▶ TASK DIRECTIONS:
Copy out each line below that has the word "INTERCOM" in it.

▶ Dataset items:
▬▬▬▬▬▬▬▬▬▬
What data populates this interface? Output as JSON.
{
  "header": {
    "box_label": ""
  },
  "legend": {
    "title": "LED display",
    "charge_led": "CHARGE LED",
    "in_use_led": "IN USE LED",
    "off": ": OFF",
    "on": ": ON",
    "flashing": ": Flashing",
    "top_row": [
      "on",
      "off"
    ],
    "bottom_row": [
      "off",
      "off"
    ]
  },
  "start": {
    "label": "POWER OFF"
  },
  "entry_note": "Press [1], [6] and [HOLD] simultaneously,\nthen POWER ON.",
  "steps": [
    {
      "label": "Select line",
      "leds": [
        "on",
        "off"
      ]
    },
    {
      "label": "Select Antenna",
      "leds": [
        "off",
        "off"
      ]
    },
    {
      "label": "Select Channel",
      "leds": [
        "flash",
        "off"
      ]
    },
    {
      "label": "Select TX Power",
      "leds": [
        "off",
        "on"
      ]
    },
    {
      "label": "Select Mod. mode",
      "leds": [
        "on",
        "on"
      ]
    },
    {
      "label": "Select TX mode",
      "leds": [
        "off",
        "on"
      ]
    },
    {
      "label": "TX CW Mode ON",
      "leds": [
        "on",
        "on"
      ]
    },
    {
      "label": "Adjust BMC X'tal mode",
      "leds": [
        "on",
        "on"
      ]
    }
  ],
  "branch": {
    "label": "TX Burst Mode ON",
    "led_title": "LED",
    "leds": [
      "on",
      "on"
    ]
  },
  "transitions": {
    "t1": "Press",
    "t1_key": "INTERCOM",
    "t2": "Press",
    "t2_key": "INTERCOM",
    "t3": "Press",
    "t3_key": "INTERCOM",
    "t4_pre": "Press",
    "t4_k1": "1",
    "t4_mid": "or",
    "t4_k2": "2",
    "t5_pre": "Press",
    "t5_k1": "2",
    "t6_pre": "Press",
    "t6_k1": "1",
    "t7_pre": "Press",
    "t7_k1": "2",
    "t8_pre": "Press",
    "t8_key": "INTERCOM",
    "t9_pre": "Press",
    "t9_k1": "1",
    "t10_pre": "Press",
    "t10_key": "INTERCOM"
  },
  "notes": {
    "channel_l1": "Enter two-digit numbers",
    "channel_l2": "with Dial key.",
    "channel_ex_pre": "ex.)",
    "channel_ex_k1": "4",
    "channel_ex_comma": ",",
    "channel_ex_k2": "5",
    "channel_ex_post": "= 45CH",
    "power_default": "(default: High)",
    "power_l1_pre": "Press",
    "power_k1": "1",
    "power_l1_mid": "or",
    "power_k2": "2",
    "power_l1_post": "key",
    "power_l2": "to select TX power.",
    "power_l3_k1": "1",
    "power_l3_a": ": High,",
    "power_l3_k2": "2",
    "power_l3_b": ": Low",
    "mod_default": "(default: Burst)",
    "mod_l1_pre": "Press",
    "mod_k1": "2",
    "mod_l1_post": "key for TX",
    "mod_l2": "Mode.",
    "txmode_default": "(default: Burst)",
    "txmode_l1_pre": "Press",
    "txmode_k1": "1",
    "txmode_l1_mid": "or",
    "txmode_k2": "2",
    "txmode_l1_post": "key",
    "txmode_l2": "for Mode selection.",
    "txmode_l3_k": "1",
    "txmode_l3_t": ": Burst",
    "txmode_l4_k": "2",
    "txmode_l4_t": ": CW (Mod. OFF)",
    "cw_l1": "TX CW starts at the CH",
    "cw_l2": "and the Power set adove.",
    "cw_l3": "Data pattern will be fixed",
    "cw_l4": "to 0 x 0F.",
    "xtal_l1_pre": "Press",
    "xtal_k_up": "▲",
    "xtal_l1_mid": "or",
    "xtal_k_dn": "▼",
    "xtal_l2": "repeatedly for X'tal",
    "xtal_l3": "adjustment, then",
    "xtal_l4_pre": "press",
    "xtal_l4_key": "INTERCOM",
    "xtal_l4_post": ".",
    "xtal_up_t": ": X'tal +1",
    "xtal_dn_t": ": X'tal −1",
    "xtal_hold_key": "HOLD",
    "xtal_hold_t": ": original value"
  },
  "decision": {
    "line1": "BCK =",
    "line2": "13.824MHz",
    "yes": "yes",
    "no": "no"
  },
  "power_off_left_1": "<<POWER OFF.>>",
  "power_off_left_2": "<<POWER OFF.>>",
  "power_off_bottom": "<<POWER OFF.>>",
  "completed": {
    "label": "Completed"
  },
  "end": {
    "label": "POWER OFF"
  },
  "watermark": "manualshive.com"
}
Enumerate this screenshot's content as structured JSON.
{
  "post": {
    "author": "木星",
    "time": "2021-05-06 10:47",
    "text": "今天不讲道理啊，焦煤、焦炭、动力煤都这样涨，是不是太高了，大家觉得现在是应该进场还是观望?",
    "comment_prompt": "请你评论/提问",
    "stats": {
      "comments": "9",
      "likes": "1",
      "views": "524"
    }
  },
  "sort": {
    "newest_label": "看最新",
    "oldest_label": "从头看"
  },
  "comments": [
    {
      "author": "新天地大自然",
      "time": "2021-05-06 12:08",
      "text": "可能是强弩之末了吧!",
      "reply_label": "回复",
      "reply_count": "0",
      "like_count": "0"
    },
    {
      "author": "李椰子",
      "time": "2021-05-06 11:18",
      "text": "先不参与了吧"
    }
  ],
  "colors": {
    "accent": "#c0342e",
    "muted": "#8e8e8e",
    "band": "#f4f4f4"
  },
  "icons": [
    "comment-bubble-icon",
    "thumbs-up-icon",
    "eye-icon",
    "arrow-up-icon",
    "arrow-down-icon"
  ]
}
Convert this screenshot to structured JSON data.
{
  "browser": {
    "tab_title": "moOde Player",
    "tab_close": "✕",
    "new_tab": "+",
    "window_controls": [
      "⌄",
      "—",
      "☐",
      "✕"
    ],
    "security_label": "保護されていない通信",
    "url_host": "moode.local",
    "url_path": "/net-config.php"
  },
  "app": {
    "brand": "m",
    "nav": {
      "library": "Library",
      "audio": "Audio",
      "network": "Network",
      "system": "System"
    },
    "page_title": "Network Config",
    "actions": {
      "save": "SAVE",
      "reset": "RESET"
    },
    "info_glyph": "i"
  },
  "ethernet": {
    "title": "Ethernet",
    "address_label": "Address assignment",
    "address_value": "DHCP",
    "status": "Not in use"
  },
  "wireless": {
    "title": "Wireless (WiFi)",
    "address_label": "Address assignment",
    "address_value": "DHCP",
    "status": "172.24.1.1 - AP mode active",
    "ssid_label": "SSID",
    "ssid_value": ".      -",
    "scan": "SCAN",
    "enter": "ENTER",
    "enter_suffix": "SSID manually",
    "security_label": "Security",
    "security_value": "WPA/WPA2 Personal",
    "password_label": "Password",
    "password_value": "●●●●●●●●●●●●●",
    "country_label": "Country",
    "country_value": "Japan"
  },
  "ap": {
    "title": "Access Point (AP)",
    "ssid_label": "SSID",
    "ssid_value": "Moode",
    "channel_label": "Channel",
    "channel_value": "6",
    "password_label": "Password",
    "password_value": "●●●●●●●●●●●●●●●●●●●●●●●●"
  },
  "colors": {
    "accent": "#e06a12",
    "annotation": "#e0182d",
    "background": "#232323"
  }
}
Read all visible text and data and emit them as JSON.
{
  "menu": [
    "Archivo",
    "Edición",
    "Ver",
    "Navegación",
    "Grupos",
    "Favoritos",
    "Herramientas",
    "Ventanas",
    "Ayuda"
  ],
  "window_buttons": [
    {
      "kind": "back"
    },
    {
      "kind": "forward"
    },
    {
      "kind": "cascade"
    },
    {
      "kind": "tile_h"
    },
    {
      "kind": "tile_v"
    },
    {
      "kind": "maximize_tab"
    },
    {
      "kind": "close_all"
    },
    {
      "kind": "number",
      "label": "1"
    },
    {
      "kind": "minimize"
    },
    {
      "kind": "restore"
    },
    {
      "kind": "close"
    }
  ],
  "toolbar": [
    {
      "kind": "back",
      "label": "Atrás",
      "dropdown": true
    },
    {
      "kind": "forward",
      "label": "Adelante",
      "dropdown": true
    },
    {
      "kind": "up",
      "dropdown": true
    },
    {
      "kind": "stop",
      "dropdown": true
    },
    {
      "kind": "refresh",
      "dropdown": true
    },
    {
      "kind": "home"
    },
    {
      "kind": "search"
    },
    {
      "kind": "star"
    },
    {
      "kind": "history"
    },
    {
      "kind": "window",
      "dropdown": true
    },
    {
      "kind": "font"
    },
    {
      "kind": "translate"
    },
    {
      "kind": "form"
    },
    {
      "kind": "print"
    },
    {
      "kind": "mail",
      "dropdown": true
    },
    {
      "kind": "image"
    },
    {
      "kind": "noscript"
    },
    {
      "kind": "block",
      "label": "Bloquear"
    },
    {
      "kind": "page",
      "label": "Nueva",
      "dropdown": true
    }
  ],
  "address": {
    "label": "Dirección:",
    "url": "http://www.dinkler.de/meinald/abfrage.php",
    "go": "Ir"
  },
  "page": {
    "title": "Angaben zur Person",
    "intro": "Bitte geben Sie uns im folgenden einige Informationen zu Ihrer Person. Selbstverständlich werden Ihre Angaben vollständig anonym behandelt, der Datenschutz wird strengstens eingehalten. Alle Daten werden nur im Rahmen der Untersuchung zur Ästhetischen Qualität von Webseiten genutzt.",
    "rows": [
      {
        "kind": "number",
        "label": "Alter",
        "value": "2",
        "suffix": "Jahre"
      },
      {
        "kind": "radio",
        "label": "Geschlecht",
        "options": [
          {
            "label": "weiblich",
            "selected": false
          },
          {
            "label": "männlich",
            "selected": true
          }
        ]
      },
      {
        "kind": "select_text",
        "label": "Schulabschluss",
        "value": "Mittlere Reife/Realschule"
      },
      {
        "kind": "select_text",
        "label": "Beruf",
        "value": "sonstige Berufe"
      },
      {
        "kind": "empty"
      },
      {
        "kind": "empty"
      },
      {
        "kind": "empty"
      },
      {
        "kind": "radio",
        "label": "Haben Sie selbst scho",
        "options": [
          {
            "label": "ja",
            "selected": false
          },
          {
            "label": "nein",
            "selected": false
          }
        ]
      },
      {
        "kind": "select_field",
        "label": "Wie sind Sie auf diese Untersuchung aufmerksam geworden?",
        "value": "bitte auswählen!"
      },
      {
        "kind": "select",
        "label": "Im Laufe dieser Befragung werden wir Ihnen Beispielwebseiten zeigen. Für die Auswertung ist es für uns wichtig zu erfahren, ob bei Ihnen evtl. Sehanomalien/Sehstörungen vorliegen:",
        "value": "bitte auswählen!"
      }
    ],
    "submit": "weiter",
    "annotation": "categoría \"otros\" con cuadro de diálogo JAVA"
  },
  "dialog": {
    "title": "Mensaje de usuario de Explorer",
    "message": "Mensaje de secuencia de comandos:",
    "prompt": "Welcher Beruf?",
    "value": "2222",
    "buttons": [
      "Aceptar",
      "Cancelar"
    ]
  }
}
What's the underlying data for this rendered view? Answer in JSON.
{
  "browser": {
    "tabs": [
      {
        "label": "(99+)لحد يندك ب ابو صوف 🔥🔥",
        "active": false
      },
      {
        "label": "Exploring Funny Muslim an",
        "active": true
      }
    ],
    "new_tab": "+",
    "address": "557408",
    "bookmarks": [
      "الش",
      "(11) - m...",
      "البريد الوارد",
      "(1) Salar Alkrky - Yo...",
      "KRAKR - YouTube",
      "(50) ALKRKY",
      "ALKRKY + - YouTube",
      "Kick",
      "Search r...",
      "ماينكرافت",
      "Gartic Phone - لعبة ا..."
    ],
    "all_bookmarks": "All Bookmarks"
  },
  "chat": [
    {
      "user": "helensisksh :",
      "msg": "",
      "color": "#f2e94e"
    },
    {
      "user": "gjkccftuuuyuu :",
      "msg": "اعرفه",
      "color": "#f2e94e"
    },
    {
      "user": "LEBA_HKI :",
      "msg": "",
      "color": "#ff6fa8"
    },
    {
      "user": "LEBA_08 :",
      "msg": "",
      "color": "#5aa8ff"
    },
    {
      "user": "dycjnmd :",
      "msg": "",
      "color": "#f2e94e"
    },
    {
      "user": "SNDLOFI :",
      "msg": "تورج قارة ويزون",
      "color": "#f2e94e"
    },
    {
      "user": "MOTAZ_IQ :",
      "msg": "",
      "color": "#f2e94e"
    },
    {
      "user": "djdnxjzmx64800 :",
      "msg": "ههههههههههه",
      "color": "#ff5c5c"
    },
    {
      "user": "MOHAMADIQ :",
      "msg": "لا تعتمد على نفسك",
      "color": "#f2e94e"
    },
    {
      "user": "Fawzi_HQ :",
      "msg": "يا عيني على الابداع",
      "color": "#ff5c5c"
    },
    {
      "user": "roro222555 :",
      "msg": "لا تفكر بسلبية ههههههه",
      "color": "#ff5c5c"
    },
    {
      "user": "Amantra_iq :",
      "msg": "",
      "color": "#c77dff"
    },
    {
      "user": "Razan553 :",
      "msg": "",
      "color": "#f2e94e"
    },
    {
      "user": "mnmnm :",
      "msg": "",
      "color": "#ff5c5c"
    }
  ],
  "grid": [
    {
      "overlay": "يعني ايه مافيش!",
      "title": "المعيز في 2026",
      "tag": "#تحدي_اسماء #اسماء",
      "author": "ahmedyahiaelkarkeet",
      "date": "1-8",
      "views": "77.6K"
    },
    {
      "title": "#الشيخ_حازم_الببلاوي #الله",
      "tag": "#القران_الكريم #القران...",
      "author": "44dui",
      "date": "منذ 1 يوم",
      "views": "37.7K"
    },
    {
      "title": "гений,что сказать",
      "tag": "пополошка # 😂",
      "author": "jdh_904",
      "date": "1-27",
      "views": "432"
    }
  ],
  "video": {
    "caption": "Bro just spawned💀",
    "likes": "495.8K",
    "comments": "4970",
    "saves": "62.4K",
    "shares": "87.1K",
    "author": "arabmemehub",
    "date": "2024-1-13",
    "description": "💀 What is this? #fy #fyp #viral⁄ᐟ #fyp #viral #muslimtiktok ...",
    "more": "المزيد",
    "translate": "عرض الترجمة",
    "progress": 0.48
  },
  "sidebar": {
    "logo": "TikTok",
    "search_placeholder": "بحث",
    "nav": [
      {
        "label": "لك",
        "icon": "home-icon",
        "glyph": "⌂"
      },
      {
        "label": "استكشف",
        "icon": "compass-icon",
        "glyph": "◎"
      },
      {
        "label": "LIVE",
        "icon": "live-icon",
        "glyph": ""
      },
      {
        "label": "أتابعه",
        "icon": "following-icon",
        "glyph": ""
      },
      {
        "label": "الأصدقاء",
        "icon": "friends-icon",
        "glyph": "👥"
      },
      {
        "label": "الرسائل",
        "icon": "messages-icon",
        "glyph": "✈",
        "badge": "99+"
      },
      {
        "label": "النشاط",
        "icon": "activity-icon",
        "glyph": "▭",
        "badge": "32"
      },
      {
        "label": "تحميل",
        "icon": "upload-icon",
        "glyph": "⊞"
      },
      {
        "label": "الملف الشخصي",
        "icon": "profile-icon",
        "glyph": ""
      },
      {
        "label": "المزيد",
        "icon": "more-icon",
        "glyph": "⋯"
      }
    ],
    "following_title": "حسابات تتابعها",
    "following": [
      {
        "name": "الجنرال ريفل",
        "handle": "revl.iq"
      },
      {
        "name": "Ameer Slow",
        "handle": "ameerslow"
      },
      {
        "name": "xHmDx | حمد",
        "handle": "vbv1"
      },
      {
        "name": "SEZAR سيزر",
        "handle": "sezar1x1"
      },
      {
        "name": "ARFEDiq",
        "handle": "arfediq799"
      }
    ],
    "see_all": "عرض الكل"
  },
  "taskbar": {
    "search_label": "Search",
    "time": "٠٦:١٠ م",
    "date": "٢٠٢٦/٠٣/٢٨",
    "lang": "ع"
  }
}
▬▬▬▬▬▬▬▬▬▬
▶ SOLUTION FOR THIS PROBLEM:
    "t1_key": "INTERCOM",
    "t2_key": "INTERCOM",
    "t3_key": "INTERCOM",
    "t8_key": "INTERCOM",
    "t10_key": "INTERCOM"
    "xtal_l4_key": "INTERCOM",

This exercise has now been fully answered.